■ **Your task**:
The entries are to be written out word for word, with their images left out.

The data Start Marker

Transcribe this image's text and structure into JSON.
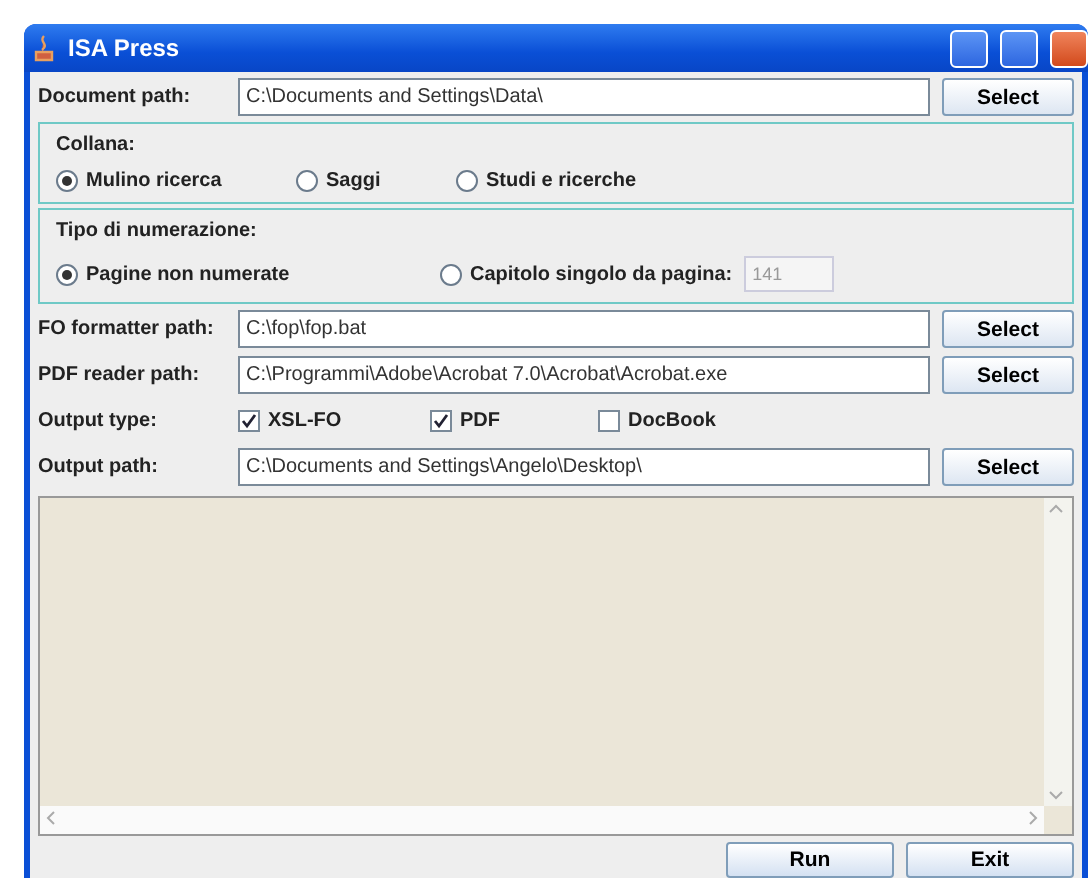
{
  "window": {
    "title": "ISA Press"
  },
  "document_path": {
    "label": "Document path:",
    "value": "C:\\Documents and Settings\\Data\\",
    "button": "Select"
  },
  "collana": {
    "title": "Collana:",
    "options": [
      {
        "label": "Mulino ricerca",
        "selected": true
      },
      {
        "label": "Saggi",
        "selected": false
      },
      {
        "label": "Studi e ricerche",
        "selected": false
      }
    ]
  },
  "numerazione": {
    "title": "Tipo di numerazione:",
    "options": [
      {
        "label": "Pagine non numerate",
        "selected": true
      },
      {
        "label": "Capitolo singolo da pagina:",
        "selected": false
      }
    ],
    "page_field": {
      "value": "141",
      "disabled": true
    }
  },
  "paths": [
    {
      "label": "FO formatter path:",
      "value": "C:\\fop\\fop.bat",
      "button": "Select"
    },
    {
      "label": "PDF reader path:",
      "value": "C:\\Programmi\\Adobe\\Acrobat 7.0\\Acrobat\\Acrobat.exe",
      "button": "Select"
    }
  ],
  "output_type": {
    "label": "Output type:",
    "options": [
      {
        "label": "XSL-FO",
        "checked": true
      },
      {
        "label": "PDF",
        "checked": true
      },
      {
        "label": "DocBook",
        "checked": false
      }
    ]
  },
  "output_path": {
    "label": "Output path:",
    "value": "C:\\Documents and Settings\\Angelo\\Desktop\\",
    "button": "Select"
  },
  "buttons": [
    "Run",
    "Exit"
  ]
}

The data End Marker

■ **Result of this exercise**:
Transcribe this image's text and structure into JSON.
{
  "window": {
    "title": "ISA Press"
  },
  "document_path": {
    "label": "Document path:",
    "value": "C:\\Documents and Settings\\Data\\",
    "button": "Select"
  },
  "collana": {
    "title": "Collana:",
    "options": [
      {
        "label": "Mulino ricerca",
        "selected": true
      },
      {
        "label": "Saggi",
        "selected": false
      },
      {
        "label": "Studi e ricerche",
        "selected": false
      }
    ]
  },
  "numerazione": {
    "title": "Tipo di numerazione:",
    "options": [
      {
        "label": "Pagine non numerate",
        "selected": true
      },
      {
        "label": "Capitolo singolo da pagina:",
        "selected": false
      }
    ],
    "page_field": {
      "value": "141",
      "disabled": true
    }
  },
  "paths": [
    {
      "label": "FO formatter path:",
      "value": "C:\\fop\\fop.bat",
      "button": "Select"
    },
    {
      "label": "PDF reader path:",
      "value": "C:\\Programmi\\Adobe\\Acrobat 7.0\\Acrobat\\Acrobat.exe",
      "button": "Select"
    }
  ],
  "output_type": {
    "label": "Output type:",
    "options": [
      {
        "label": "XSL-FO",
        "checked": true
      },
      {
        "label": "PDF",
        "checked": true
      },
      {
        "label": "DocBook",
        "checked": false
      }
    ]
  },
  "output_path": {
    "label": "Output path:",
    "value": "C:\\Documents and Settings\\Angelo\\Desktop\\",
    "button": "Select"
  },
  "buttons": [
    "Run",
    "Exit"
  ]
}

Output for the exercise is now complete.